That is far more than seven other South Florida cities – Boca Raton, Boynton Beach, Deerfield Beach, Delray Beach, Doral, Fort Lauderdale and Hialeah – where the existing and planned supply of self-storage space ranges from 4.7 square feet to 15.5 square feet, the report shows.

Other municipalities, including Miami and New York City have limited self-storage development, said Mike Mele, Tampa-based vice chairman of Cushman & Wakefield and head of the brokerage firm’s national Self-Storage Advisory Group. “It’s becoming popular around the country,” Mele said.

Miami, for example, enforces a minimum distance between self-storage facilities. “It hasn’t really done much, frankly. By the time it was enacted, the area got pretty much overbuilt,” he said. “In the long run, it’s not going to be good for consumers,” because self-storage operators without new competition “are going to jack the price up.”

Mele also said the Pompano Beach moratorium will probably have a limited impact because, at 20.7 square feet per resident, the city already has an excessive supply of self-storage space: “Nobody’s going to want to build with 20.7 square feet. The national average is 6 square feet per person.”

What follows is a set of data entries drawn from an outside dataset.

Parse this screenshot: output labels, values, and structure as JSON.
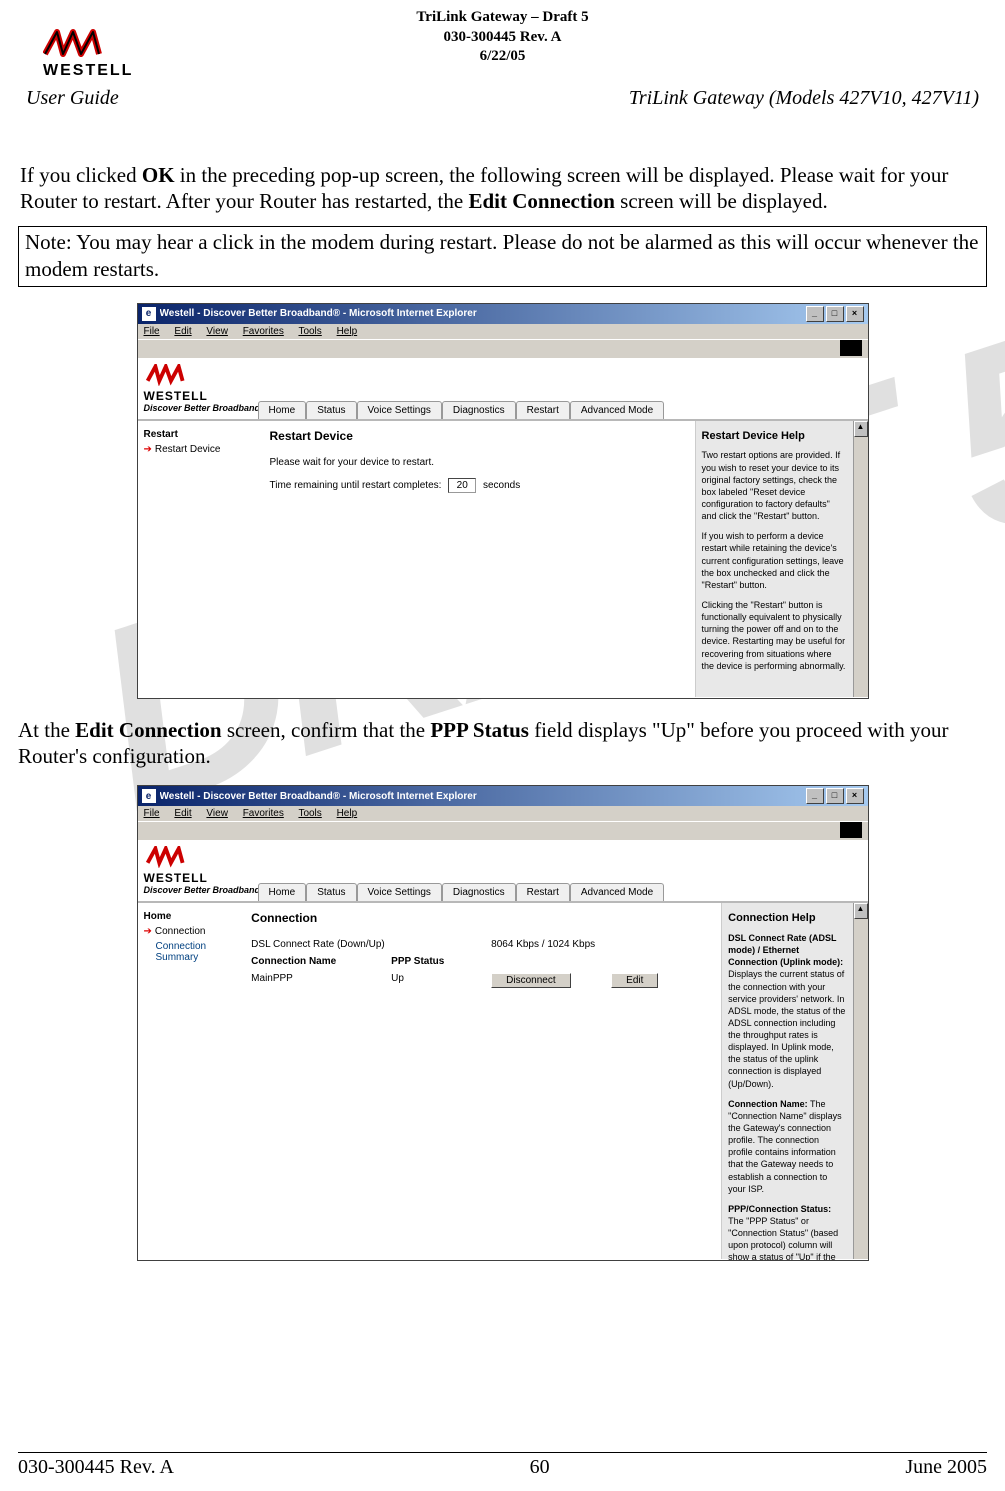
{
  "doc_header": {
    "line1": "TriLink Gateway – Draft 5",
    "line2": "030-300445 Rev. A",
    "line3": "6/22/05"
  },
  "brand_name": "WESTELL",
  "header_left": "User Guide",
  "header_right": "TriLink Gateway (Models 427V10, 427V11)",
  "para1_pre": "If you clicked ",
  "para1_bold1": "OK",
  "para1_mid1": " in the preceding pop-up screen, the following screen will be displayed. Please wait for your Router to restart. After your Router has restarted, the ",
  "para1_bold2": "Edit Connection",
  "para1_post": " screen will be displayed.",
  "note_text": "Note: You may hear a click in the modem during restart. Please do not be alarmed as this will occur whenever the modem restarts.",
  "ie_title": "Westell - Discover Better Broadband® - Microsoft Internet Explorer",
  "ie_menu": [
    "File",
    "Edit",
    "View",
    "Favorites",
    "Tools",
    "Help"
  ],
  "westell_tagline": "Discover Better Broadband",
  "tabs": [
    "Home",
    "Status",
    "Voice Settings",
    "Diagnostics",
    "Restart",
    "Advanced Mode"
  ],
  "screenshot1": {
    "left_head": "Restart",
    "left_item": "Restart Device",
    "main_head": "Restart Device",
    "msg1": "Please wait for your device to restart.",
    "msg2a": "Time remaining until restart completes:",
    "countdown": "20",
    "msg2b": "seconds",
    "help_title": "Restart Device Help",
    "help_p1": "Two restart options are provided. If you wish to reset your device to its original factory settings, check the box labeled \"Reset device configuration to factory defaults\" and click the \"Restart\" button.",
    "help_p2": "If you wish to perform a device restart while retaining the device's current configuration settings, leave the box unchecked and click the \"Restart\" button.",
    "help_p3": "Clicking the \"Restart\" button is functionally equivalent to physically turning the power off and on to the device. Restarting may be useful for recovering from situations where the device is performing abnormally."
  },
  "para2_pre": "At the ",
  "para2_bold1": "Edit Connection",
  "para2_mid": " screen, confirm that the ",
  "para2_bold2": "PPP Status",
  "para2_post": " field displays \"Up\" before you proceed with your Router's configuration.",
  "screenshot2": {
    "left_head": "Home",
    "left_item1": "Connection",
    "left_item2": "Connection Summary",
    "main_head": "Connection",
    "rate_label": "DSL Connect Rate (Down/Up)",
    "rate_value": "8064 Kbps / 1024 Kbps",
    "col1": "Connection Name",
    "col2": "PPP Status",
    "conn_name": "MainPPP",
    "ppp_status": "Up",
    "btn_disconnect": "Disconnect",
    "btn_edit": "Edit",
    "help_title": "Connection Help",
    "help_b1": "DSL Connect Rate (ADSL mode) / Ethernet Connection (Uplink mode):",
    "help_p1": " Displays the current status of the connection with your service providers' network. In ADSL mode, the status of the ADSL connection including the throughput rates is displayed. In Uplink mode, the status of the uplink connection is displayed (Up/Down).",
    "help_b2": "Connection Name:",
    "help_p2": " The \"Connection Name\" displays the Gateway's connection profile. The connection profile contains information that the Gateway needs to establish a connection to your ISP.",
    "help_b3": "PPP/Connection Status:",
    "help_p3": " The \"PPP Status\" or \"Connection Status\" (based upon protocol) column will show a status of \"Up\" if the gateway is currently using that profile to communicate"
  },
  "footer": {
    "left": "030-300445 Rev. A",
    "center": "60",
    "right": "June 2005"
  }
}
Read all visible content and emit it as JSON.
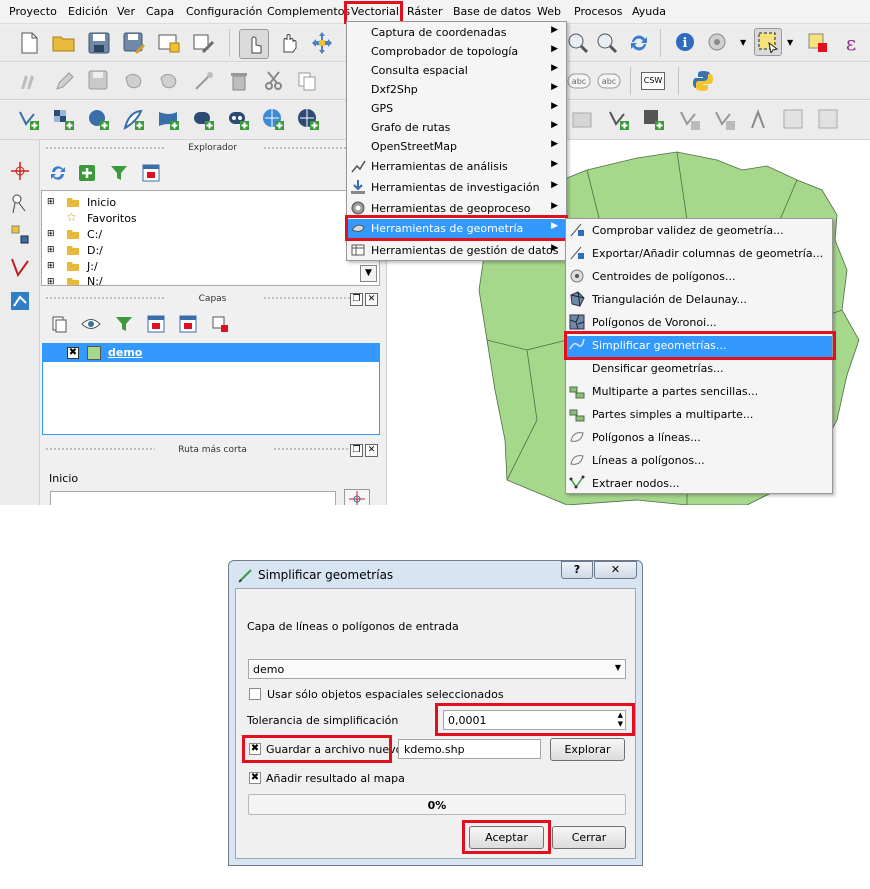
{
  "menubar": {
    "items": [
      "Proyecto",
      "Edición",
      "Ver",
      "Capa",
      "Configuración",
      "Complementos",
      "Vectorial",
      "Ráster",
      "Base de datos",
      "Web",
      "Procesos",
      "Ayuda"
    ]
  },
  "vector_menu": {
    "items": [
      {
        "label": "Captura de coordenadas",
        "submenu": true
      },
      {
        "label": "Comprobador de topología",
        "submenu": true
      },
      {
        "label": "Consulta espacial",
        "submenu": true
      },
      {
        "label": "Dxf2Shp",
        "submenu": true
      },
      {
        "label": "GPS",
        "submenu": true
      },
      {
        "label": "Grafo de rutas",
        "submenu": true
      },
      {
        "label": "OpenStreetMap",
        "submenu": true
      },
      {
        "label": "Herramientas de análisis",
        "submenu": true
      },
      {
        "label": "Herramientas de investigación",
        "submenu": true
      },
      {
        "label": "Herramientas de geoproceso",
        "submenu": true
      },
      {
        "label": "Herramientas de geometría",
        "submenu": true
      },
      {
        "label": "Herramientas de gestión de datos",
        "submenu": true
      }
    ]
  },
  "geometry_menu": {
    "items": [
      "Comprobar validez de geometría...",
      "Exportar/Añadir columnas de geometría...",
      "Centroides de polígonos...",
      "Triangulación de Delaunay...",
      "Polígonos de Voronoi...",
      "Simplificar geometrías...",
      "Densificar geometrías...",
      "Multiparte a partes sencillas...",
      "Partes simples a multiparte...",
      "Polígonos a líneas...",
      "Líneas a polígonos...",
      "Extraer nodos..."
    ]
  },
  "toolbar": {
    "csw_label": "CSW",
    "abc_label": "abc",
    "epsilon_glyph": "ε"
  },
  "browser_panel": {
    "title": "Explorador",
    "tree": [
      "Inicio",
      "Favoritos",
      "C:/",
      "D:/",
      "J:/",
      "N:/"
    ]
  },
  "layers_panel": {
    "title": "Capas",
    "layer_name": "demo"
  },
  "route_panel": {
    "title": "Ruta más corta",
    "start_label": "Inicio"
  },
  "dialog": {
    "title": "Simplificar geometrías",
    "help_glyph": "?",
    "input_label": "Capa de líneas o polígonos de entrada",
    "input_value": "demo",
    "selected_only_label": "Usar sólo objetos espaciales seleccionados",
    "tolerance_label": "Tolerancia de simplificación",
    "tolerance_value": "0,0001",
    "save_label": "Guardar a archivo nuevo",
    "save_path": "kdemo.shp",
    "browse_label": "Explorar",
    "add_result_label": "Añadir resultado al mapa",
    "progress_text": "0%",
    "progress": 0,
    "accept_label": "Aceptar",
    "close_label": "Cerrar"
  },
  "colors": {
    "highlight": "#e2101e",
    "menu_selection": "#3399ff",
    "polygon_fill": "#a6d88c",
    "layer_selection": "#3399ff"
  }
}
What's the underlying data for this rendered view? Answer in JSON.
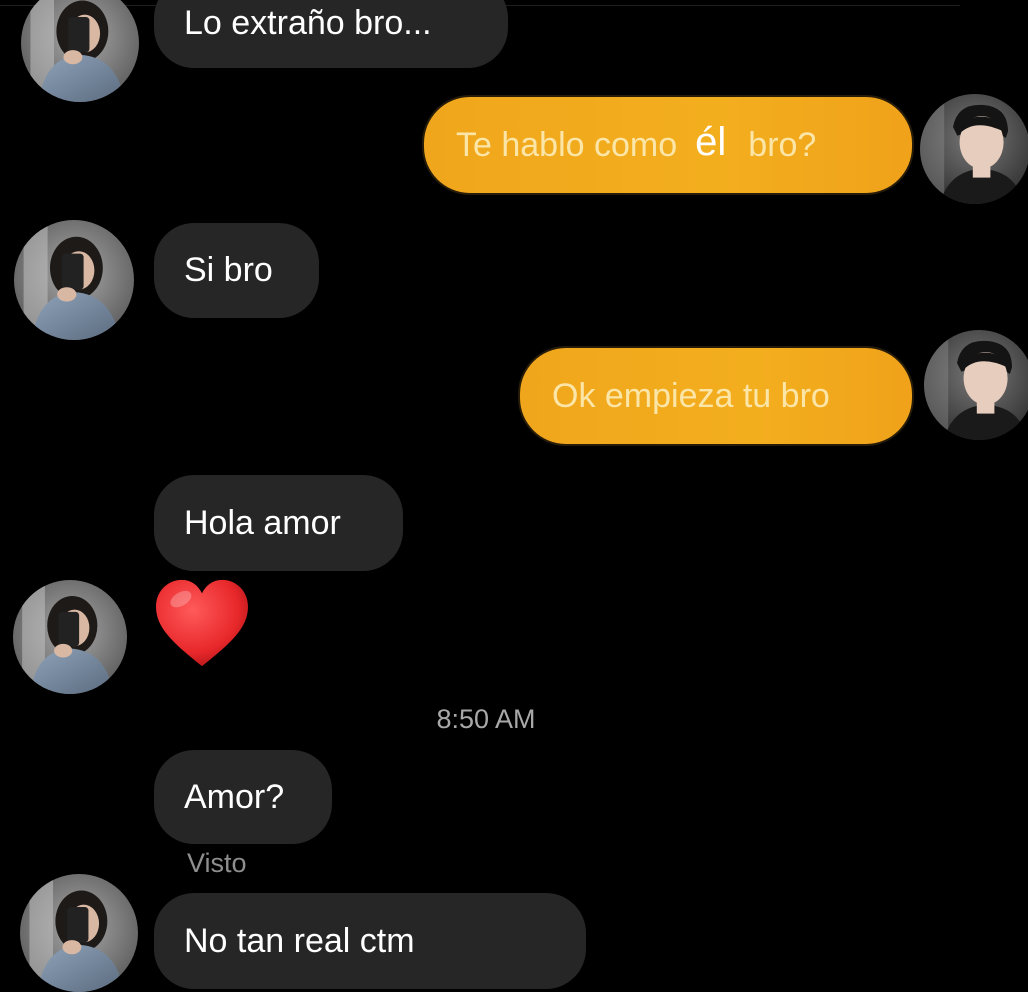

Despite the ample supply of self-storage space in Pompano Beach, the city has attracted some self-storage investors in recent years. For example, in January 2018, Value Store paid $10 million for a 76,326-square-foot self-storage facility at 2250 North Powerline Road, or about $130 per square foot.